Blair attacks 'conspiracy theorist' critics in US interview
Tony Blair criticised the Iraq Inquiry last night, claiming that it was part of a British obsession with conspiracy, deceit and scandal.
He called for an end to speculation over his motives for taking the country to war in his first interview since his appearance before the inquiry last month.
Yesterday Sir John Chilcot, the inquiry's chairman, ended the first phase of its investigation with a warning that some witnesses could be recalled where there were "gaps" in their evidence or official documents.
Mr Blair betrayed his frustration during a television interview in the United States.
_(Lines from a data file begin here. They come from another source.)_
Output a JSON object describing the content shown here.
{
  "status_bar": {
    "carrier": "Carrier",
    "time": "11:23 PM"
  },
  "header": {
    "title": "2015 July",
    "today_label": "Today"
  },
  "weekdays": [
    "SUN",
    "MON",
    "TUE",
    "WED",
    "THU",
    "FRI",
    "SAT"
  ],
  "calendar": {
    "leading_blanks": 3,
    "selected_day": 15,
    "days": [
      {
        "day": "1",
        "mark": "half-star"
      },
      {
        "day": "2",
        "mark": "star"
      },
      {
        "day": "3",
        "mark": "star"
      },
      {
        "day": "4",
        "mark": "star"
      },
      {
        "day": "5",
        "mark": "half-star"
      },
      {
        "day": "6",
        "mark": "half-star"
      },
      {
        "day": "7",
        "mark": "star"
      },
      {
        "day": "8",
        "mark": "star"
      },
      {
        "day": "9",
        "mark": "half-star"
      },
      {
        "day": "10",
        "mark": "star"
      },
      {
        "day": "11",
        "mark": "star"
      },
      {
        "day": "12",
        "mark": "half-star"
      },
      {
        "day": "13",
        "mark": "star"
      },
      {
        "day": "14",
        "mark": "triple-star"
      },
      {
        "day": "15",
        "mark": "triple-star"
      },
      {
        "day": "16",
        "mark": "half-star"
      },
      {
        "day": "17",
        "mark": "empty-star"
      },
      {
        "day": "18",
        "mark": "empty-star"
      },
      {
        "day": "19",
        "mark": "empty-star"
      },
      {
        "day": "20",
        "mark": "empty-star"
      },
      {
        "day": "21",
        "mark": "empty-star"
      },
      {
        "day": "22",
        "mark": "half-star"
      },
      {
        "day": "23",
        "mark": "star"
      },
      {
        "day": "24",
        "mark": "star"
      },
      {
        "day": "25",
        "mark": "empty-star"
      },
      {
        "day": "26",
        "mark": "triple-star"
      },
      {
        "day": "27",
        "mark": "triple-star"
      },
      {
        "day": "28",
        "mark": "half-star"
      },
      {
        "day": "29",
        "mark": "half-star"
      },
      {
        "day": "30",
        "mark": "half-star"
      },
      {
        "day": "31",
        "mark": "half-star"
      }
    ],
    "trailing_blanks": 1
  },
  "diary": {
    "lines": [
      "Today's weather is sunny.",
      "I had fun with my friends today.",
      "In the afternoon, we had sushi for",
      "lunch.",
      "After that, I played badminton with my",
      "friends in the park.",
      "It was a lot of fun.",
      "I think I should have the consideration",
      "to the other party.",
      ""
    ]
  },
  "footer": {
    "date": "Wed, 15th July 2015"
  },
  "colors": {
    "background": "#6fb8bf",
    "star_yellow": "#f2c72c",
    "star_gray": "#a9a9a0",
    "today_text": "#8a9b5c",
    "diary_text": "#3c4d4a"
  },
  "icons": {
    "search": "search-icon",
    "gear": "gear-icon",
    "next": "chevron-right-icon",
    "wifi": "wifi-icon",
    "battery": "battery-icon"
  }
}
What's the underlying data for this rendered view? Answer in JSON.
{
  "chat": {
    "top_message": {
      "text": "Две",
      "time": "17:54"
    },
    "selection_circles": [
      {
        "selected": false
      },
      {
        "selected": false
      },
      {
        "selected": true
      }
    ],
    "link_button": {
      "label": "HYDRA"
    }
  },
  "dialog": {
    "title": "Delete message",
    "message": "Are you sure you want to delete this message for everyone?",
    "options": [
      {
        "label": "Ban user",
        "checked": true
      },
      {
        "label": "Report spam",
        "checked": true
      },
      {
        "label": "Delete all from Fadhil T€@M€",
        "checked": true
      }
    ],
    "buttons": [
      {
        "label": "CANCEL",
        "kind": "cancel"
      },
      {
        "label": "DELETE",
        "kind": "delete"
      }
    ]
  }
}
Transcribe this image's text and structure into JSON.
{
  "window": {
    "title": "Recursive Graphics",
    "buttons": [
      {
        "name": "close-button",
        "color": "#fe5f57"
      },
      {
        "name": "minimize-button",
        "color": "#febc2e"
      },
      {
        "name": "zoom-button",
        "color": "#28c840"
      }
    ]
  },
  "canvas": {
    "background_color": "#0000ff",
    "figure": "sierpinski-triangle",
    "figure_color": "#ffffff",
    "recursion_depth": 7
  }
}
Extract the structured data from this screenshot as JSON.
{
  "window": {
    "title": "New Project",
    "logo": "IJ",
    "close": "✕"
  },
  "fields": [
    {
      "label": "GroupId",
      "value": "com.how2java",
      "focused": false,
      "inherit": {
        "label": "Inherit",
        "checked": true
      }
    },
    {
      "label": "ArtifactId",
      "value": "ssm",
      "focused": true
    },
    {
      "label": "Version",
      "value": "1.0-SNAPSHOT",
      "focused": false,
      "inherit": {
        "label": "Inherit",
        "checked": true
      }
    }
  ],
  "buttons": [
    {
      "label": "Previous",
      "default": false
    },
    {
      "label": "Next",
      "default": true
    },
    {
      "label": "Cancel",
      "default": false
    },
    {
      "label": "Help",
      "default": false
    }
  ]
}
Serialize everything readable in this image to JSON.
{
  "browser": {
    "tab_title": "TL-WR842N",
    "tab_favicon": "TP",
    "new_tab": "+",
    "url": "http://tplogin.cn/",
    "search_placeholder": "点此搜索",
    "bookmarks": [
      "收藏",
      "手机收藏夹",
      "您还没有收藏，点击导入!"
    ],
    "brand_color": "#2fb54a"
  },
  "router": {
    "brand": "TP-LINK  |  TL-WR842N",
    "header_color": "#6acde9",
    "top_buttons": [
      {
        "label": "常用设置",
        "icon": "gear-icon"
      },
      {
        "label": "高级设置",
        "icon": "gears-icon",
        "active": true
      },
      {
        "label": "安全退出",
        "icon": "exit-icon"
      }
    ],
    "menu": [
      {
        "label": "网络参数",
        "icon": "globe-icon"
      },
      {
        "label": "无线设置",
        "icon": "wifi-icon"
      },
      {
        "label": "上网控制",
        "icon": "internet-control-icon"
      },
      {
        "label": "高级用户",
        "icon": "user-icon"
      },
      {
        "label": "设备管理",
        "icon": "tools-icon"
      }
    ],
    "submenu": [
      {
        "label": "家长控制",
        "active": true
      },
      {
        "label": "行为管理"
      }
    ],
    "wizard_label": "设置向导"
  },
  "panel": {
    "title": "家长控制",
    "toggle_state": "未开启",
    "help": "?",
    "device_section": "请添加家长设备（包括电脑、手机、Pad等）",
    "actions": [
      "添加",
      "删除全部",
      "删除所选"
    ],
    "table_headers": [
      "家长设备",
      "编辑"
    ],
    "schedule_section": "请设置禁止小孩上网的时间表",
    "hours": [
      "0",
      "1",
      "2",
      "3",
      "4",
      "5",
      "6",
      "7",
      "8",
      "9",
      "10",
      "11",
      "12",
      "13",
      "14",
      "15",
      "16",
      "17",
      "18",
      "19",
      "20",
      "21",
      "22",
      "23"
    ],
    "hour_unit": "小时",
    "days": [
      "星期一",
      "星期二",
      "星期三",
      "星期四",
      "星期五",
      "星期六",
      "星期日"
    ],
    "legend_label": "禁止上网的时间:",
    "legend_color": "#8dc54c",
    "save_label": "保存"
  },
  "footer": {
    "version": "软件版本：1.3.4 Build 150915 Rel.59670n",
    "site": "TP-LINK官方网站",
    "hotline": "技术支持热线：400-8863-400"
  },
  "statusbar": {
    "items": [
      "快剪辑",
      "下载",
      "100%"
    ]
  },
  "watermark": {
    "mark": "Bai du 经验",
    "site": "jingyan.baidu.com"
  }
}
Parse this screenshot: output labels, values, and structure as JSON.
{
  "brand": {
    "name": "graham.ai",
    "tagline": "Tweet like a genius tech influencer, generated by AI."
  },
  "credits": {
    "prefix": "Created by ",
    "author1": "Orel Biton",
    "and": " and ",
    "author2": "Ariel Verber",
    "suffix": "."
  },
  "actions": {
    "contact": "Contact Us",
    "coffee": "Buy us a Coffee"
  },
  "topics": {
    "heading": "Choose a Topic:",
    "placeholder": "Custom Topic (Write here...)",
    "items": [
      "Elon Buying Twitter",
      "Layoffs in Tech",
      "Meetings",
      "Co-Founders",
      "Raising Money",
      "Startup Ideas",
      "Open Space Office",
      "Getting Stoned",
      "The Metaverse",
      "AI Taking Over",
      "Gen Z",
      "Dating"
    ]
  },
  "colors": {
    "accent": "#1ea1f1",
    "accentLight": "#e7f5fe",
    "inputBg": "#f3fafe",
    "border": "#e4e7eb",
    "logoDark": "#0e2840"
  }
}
Mike Huckabee, a Republican who made a failed attempt to contest the presidency for his party in 2008, asked why there had been four "relentless" inquiries into the Iraq war.
The former Prime Minister smiled ruefully and replied: "I think it's partly because we have this curious habit – I don't think it's confined to Britain actually – where people find it hard to come to the point where they say: 'We disagree – you're a reasonable person, I'm a reasonable person – but we disagree.' There's always got to be a scandal as to why you hold your view. There's got to be some conspiracy behind it – some great deceit that's gone on, and people just find it hard to understand that it's possible for people to have different points of view and hold them reasonably for genuine reasons. So I think there's continual desire to sort of uncover some great conspiracy when actually there's a decision at the heart of it – but there it is."
During his cross-examination at the Chilcot inquiry, Mr Blair defended his decision to back the invasion and denied that the intelligence used to support the war was manipulated. He also faced tough criticism for refusing to express regret for the conflict, in which 179 British soldiers died.
It is widely expected that Mr Blair will be among the witnesses who are summoned back before the inquiry. Yesterday, Sir John said his team was receiving new paperwork relating to the war all the time. He said: "Over the next few months we shall examine all the evidence we have received, including those documents.
"That will enable us to see where the evidence joins together and where there are gaps. Only then can we decide the further evidence we need, the issues and points which need to be clarified and the identity of the witnesses we may wish to question in the next round of public hearings in the summer."
Making his second appearance before the inquiry, Jack Straw, who was Foreign Secretary, denied blocking detailed cabinet discussion on the Attorney General's advice on the legality of military action.
He said: "The Cabinet were fully aware that the arguments were evenly balanced. It was impossible to open a newspaper without being fully aware of the balance of the arguments."
He insisted he had no recollection of the claim by the then International Development Secretary, Clare Short, that she was "jeered" when she tried to question Lord Goldsmith's opinion.
Mr Straw, who is now the Justice Secretary, said it was "simply untrue" to claim that the system of cabinet government had broken down under Mr Blair. He also defended his decision to overrule the advice of the senior Foreign Office legal adviser, Sir Michael Wood, that the use of force would be illegal without a specific mandate from the United Nations.